THE end of the Bute House Agreement with the Scottish Greens means the SNP will now preside over a minority government.

But what does this mean and how could it impact Humza Yousaf's leadership?

A minority government

A minority government is formed by a party which does not have the support of more than half of the total seats in the Scottish Parliament.

The 2021 Holyrood election saw the SNP emerge with 64 seats – just one short of a majority.

The Bute House Agreement with the eight MSPs from the Scottish Greens (excluding Alison Johnstone who sits as Presiding Officer) allowed the SNP to have some assurance about the kinds of policies it was going to be able to pass during this parliament.

READ MORE: Scottish Greens react to being ditched from government

However, former SNP MSP Ash Regan’s defection to Alba last year means the SNP now has 63 seats.

While the Bute House Agreement assured the SNP of their ability to pass legislation in agreed upon policy areas such as climate change, rent controls and most importantly on the annual budget, as a minority government the SNP will have to rely upon making deals with other parties on a case-by-case basis.

Will other parties co-operate with the SNP?

Speaking to journalists at Bute House after the power sharing deal with the Scottish Greens was scrapped, Humza Yousaf said he looked forward to “co-operating with all parties” in Holyrood.

However, the prospect of other parties welcoming co-operation with the SNP will be greeted with some amount scepticism given the tenor of debate in the Scottish Parliament.

Still, it’s not the first time the SNP have presided over a minority government.

The 2007 Holyrood election saw the SNP, then led by Alex Salmond (below), emerge with the most seats at 47, which fell far short of a majority.

The National: Alex Salmond

A proposal to form a coalition the Scottish Liberal Democrats was rebuffed by the LibDems, leaving the SNP with no choice but to form a minority government.

This relied upon the Scottish Greens agreeing to vote in the SNP as a minority government in return for a climate change bill and nominating a Green MSP to chair a Holyrood committee.

The Greens had just two MSPs at the time.

But with co-leader Lorna Slater describing Yousaf’s decision to scrap the Bute House Agreement as “an act of political cowardice”, co-operation from the Greens cannot be relied upon as it often has been by the SNP in recent years.

Will there be an early Holyrood election?

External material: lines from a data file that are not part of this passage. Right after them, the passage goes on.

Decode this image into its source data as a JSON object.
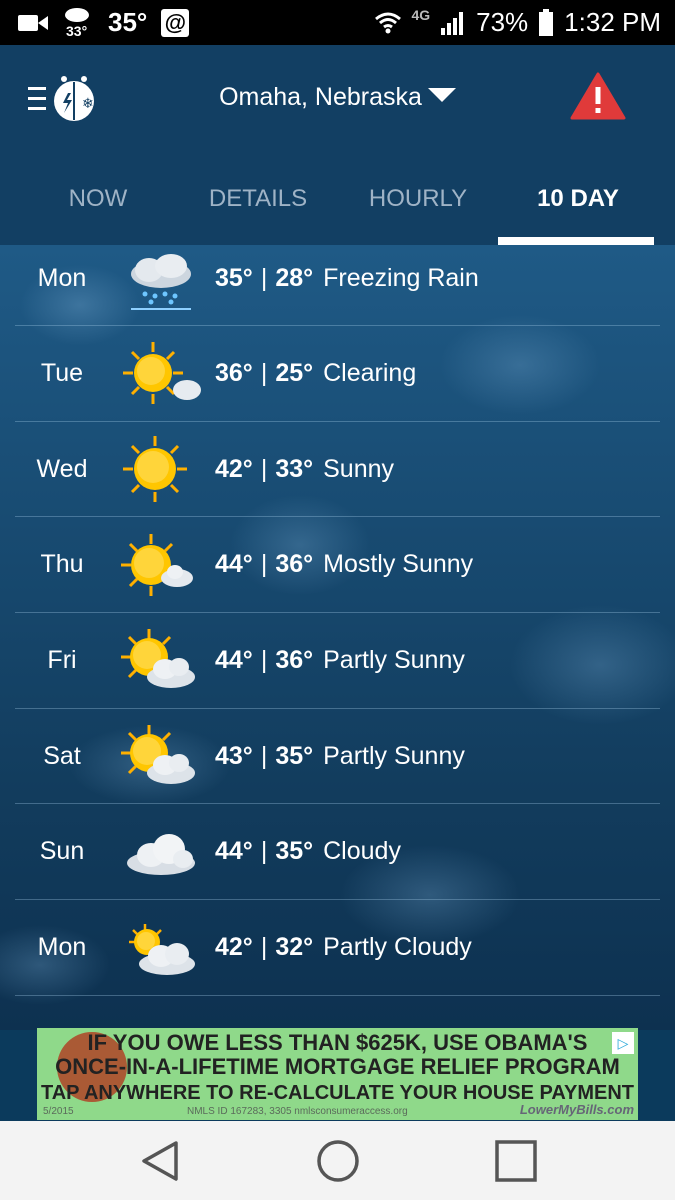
{
  "status_bar": {
    "temp_small": "33°",
    "temp_big": "35°",
    "at_icon": "@",
    "network": "4G",
    "battery": "73%",
    "time": "1:32 PM"
  },
  "header": {
    "location": "Omaha, Nebraska"
  },
  "tabs": [
    {
      "label": "NOW",
      "active": false
    },
    {
      "label": "DETAILS",
      "active": false
    },
    {
      "label": "HOURLY",
      "active": false
    },
    {
      "label": "10 DAY",
      "active": true
    }
  ],
  "forecast": [
    {
      "day": "Mon",
      "high": "35°",
      "low": "28°",
      "condition": "Freezing Rain",
      "icon": "freezing-rain-icon"
    },
    {
      "day": "Tue",
      "high": "36°",
      "low": "25°",
      "condition": "Clearing",
      "icon": "clearing-icon"
    },
    {
      "day": "Wed",
      "high": "42°",
      "low": "33°",
      "condition": "Sunny",
      "icon": "sunny-icon"
    },
    {
      "day": "Thu",
      "high": "44°",
      "low": "36°",
      "condition": "Mostly Sunny",
      "icon": "mostly-sunny-icon"
    },
    {
      "day": "Fri",
      "high": "44°",
      "low": "36°",
      "condition": "Partly Sunny",
      "icon": "partly-sunny-icon"
    },
    {
      "day": "Sat",
      "high": "43°",
      "low": "35°",
      "condition": "Partly Sunny",
      "icon": "partly-sunny-icon"
    },
    {
      "day": "Sun",
      "high": "44°",
      "low": "35°",
      "condition": "Cloudy",
      "icon": "cloudy-icon"
    },
    {
      "day": "Mon",
      "high": "42°",
      "low": "32°",
      "condition": "Partly Cloudy",
      "icon": "partly-cloudy-icon"
    }
  ],
  "ad": {
    "line1": "IF YOU OWE LESS THAN $625K, USE OBAMA'S",
    "line2": "ONCE-IN-A-LIFETIME MORTGAGE RELIEF PROGRAM",
    "line3": "TAP ANYWHERE TO RE-CALCULATE YOUR HOUSE PAYMENT",
    "fine_left": "5/2015",
    "fine": "NMLS ID 167283, 3305  nmlsconsumeraccess.org",
    "brand": "LowerMyBills.com"
  },
  "colors": {
    "header_bg": "#123f63",
    "alert_red": "#e03a3a",
    "sun_yellow": "#ffc600"
  }
}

It also calls into question the Government’s ability to pass a budget, which has repeatedly relied upon the support of the Scottish Greens.

The Scottish Government aims to have a budget bill passed before February each year.

However, without support from another party this will be impossible.

READ MORE: Humza Yousaf speaks at Bute House after ending SNP Green coalition deal

Deals will have to be made or Humza Yousaf’s ability to preside over a functioning government will be called into question.

The next Holyrood election isn’t due to take place until 2026.

But without the votes to push through a budget, Scotland could very well face the prospect of a Scottish Parliament election as early as next year.